This is an article explaining the tactics used by the RIAA in obtaining information and evidence on illegal file-sharing, from information given by an RIAA worker himself. The RIAA hires a third party company, MediaSentry, to track down illegal file-sharers. That company then runs different peer-to-peer file-sharing programs and searches for songs specifically owned by the RIAA. They are then able to track down the specific IP address and the ISP from which the songs they find came from. They do not actually download the song however, using a digital handshake instead to let them know that the song is available for download. This complicates the matter because it is hard for me to believe that the RIAA can use a so called "digital handshake" as their main evidence when no actual download occurred. The fact that the file was in a shared folder and was ready to download does not mean the person themselves shared the file. The court case Atlantic v. Howell is a great example of this situation in which the court rule that "If the owner of the shared folder simply provides a member of the public with access to the work and the means to make an unauthorized copy, the owner is not liable as a primary infringer of the distribution right, but rather is potentially liable as a secondary infringer of the reproduction right." Also in that case the judge stated, "Unless a copy of the work changes hands in one of the designated ways, a "distribution" under ... 106(3) has not taken place," thereby negating the RIAA's claim. However, not all cases are even taken to court, and the RIAA is able to slip by with this lack of evidence by presenting it like it is their primary proof of infringement.
The article then goes on to talk about cases of a more serious nature and how the RIAA deals with it. They start off with the digital handshake but then MediaSentry personnel actually do download the songs in question.
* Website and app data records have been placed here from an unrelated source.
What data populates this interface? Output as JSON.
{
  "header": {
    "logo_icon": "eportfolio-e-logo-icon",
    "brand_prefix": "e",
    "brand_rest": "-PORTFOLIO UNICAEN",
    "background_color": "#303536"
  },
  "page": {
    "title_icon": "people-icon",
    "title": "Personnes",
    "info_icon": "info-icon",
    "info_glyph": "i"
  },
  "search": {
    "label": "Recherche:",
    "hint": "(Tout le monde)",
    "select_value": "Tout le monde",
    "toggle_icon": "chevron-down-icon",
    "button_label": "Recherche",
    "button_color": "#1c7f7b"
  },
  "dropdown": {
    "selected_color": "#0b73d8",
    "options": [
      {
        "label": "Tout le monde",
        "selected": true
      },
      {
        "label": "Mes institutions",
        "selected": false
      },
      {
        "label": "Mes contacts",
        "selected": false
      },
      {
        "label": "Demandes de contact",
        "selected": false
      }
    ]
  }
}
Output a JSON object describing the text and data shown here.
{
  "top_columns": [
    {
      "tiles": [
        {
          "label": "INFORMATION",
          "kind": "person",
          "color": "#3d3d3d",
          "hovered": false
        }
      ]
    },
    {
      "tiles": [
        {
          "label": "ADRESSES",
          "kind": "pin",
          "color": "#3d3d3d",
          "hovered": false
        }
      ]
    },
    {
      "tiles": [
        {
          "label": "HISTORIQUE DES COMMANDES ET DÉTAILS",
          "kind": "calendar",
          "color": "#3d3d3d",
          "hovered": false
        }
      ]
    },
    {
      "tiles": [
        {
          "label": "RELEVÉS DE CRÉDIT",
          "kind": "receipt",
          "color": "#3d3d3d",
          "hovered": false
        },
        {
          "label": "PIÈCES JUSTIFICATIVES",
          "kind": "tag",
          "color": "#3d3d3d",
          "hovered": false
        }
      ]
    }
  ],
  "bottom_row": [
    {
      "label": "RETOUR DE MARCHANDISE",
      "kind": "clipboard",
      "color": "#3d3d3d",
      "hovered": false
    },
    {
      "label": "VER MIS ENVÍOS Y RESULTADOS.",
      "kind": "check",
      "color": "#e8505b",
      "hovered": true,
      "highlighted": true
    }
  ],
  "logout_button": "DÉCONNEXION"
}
This to me seems backwards and wrong that the RIAA downloads the same songs, in the same manner, from the same programs, as the pirates they are trying to catch.
tagged copyright dmca file-sharing industry intimidation media music riaa sentrycopyright by willlly ...on 26-NOV-08